▶ [WORK ITEM]:
In full and unchanged, set down the entries that follow, with no images.

┌─ DATA FOR THE TASK

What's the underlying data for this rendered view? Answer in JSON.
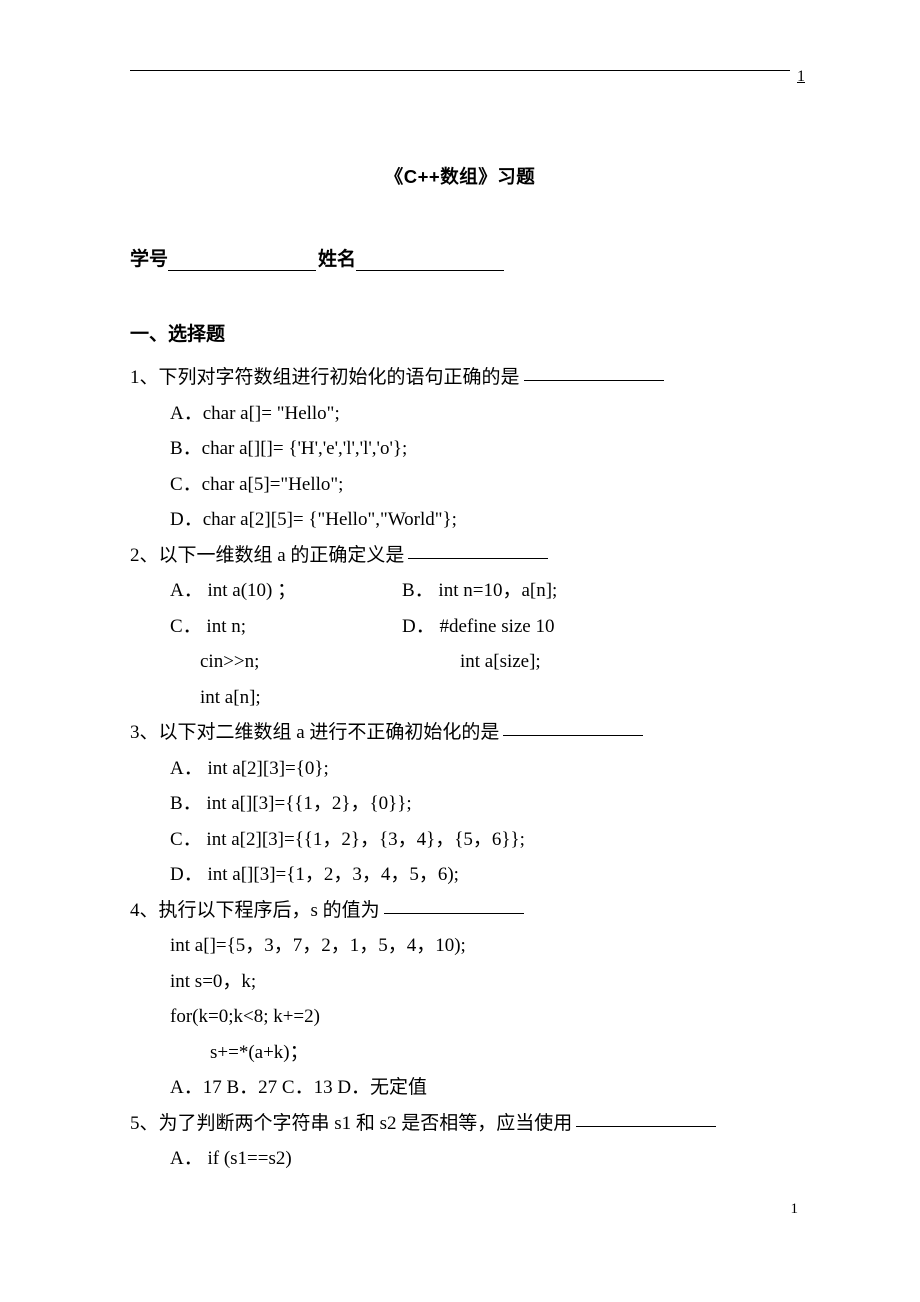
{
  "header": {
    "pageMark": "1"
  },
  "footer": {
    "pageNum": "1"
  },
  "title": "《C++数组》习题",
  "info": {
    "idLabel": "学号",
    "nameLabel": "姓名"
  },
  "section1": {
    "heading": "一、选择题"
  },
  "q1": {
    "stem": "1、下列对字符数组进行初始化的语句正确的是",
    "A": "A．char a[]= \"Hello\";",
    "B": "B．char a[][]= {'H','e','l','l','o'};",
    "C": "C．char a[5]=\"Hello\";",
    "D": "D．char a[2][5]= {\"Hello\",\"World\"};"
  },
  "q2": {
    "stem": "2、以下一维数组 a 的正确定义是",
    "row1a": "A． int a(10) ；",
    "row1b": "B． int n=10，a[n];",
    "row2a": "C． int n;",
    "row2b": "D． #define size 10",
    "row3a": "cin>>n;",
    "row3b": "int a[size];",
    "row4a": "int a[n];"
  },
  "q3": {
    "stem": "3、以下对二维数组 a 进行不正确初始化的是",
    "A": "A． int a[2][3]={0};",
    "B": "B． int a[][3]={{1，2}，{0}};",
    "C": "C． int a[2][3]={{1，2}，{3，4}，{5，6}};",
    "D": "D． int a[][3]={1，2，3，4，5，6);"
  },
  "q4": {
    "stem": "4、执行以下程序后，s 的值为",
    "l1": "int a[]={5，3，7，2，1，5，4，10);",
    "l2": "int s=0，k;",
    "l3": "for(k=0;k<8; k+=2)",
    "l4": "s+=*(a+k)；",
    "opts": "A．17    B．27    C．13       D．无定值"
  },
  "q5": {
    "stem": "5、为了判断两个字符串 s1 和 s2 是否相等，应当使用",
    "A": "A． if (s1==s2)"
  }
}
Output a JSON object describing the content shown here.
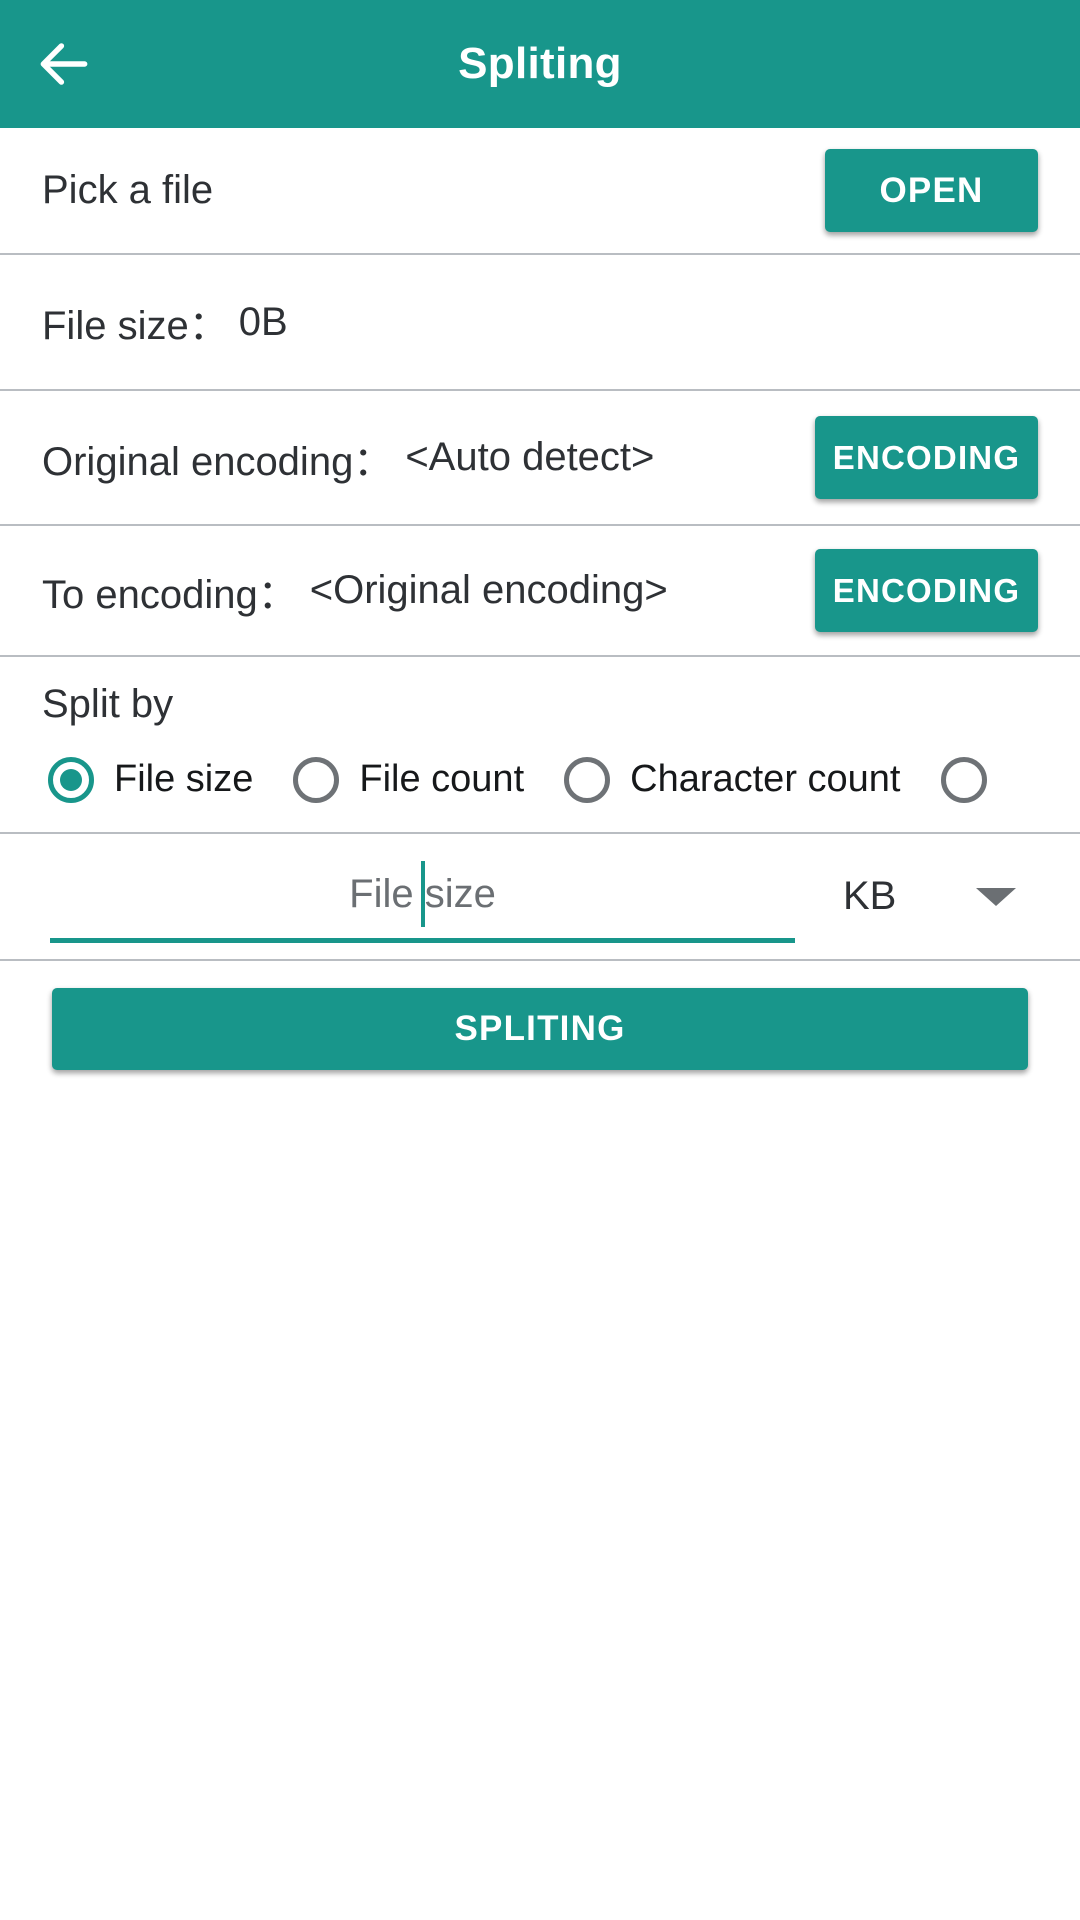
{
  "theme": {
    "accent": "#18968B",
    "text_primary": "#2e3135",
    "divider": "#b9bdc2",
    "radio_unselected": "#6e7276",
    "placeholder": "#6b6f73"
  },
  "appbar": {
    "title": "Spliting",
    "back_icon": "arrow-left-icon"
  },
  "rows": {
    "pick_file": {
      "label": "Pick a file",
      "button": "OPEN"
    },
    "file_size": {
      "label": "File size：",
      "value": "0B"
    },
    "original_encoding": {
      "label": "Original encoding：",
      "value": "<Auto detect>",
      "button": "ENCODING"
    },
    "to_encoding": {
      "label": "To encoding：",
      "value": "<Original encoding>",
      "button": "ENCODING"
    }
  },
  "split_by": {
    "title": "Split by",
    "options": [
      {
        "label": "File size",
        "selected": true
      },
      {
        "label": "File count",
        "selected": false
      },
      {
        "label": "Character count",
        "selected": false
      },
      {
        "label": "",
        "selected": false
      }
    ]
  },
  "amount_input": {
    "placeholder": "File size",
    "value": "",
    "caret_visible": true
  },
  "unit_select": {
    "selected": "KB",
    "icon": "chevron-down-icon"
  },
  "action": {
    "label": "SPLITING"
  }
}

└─

▶ [SOLVED EXERCISE]:
What's the underlying data for this rendered view? Answer in JSON.
{
  "header": {
    "pageMark": "1"
  },
  "footer": {
    "pageNum": "1"
  },
  "title": "《C++数组》习题",
  "info": {
    "idLabel": "学号",
    "nameLabel": "姓名"
  },
  "section1": {
    "heading": "一、选择题"
  },
  "q1": {
    "stem": "1、下列对字符数组进行初始化的语句正确的是",
    "A": "A．char a[]= \"Hello\";",
    "B": "B．char a[][]= {'H','e','l','l','o'};",
    "C": "C．char a[5]=\"Hello\";",
    "D": "D．char a[2][5]= {\"Hello\",\"World\"};"
  },
  "q2": {
    "stem": "2、以下一维数组 a 的正确定义是",
    "row1a": "A． int a(10) ；",
    "row1b": "B． int n=10，a[n];",
    "row2a": "C． int n;",
    "row2b": "D． #define size 10",
    "row3a": "cin>>n;",
    "row3b": "int a[size];",
    "row4a": "int a[n];"
  },
  "q3": {
    "stem": "3、以下对二维数组 a 进行不正确初始化的是",
    "A": "A． int a[2][3]={0};",
    "B": "B． int a[][3]={{1，2}，{0}};",
    "C": "C． int a[2][3]={{1，2}，{3，4}，{5，6}};",
    "D": "D． int a[][3]={1，2，3，4，5，6);"
  },
  "q4": {
    "stem": "4、执行以下程序后，s 的值为",
    "l1": "int a[]={5，3，7，2，1，5，4，10);",
    "l2": "int s=0，k;",
    "l3": "for(k=0;k<8; k+=2)",
    "l4": "s+=*(a+k)；",
    "opts": "A．17    B．27    C．13       D．无定值"
  },
  "q5": {
    "stem": "5、为了判断两个字符串 s1 和 s2 是否相等，应当使用",
    "A": "A． if (s1==s2)"
  }
}
Output a JSON object describing the content shown here.
{
  "theme": {
    "accent": "#18968B",
    "text_primary": "#2e3135",
    "divider": "#b9bdc2",
    "radio_unselected": "#6e7276",
    "placeholder": "#6b6f73"
  },
  "appbar": {
    "title": "Spliting",
    "back_icon": "arrow-left-icon"
  },
  "rows": {
    "pick_file": {
      "label": "Pick a file",
      "button": "OPEN"
    },
    "file_size": {
      "label": "File size：",
      "value": "0B"
    },
    "original_encoding": {
      "label": "Original encoding：",
      "value": "<Auto detect>",
      "button": "ENCODING"
    },
    "to_encoding": {
      "label": "To encoding：",
      "value": "<Original encoding>",
      "button": "ENCODING"
    }
  },
  "split_by": {
    "title": "Split by",
    "options": [
      {
        "label": "File size",
        "selected": true
      },
      {
        "label": "File count",
        "selected": false
      },
      {
        "label": "Character count",
        "selected": false
      },
      {
        "label": "",
        "selected": false
      }
    ]
  },
  "amount_input": {
    "placeholder": "File size",
    "value": "",
    "caret_visible": true
  },
  "unit_select": {
    "selected": "KB",
    "icon": "chevron-down-icon"
  },
  "action": {
    "label": "SPLITING"
  }
}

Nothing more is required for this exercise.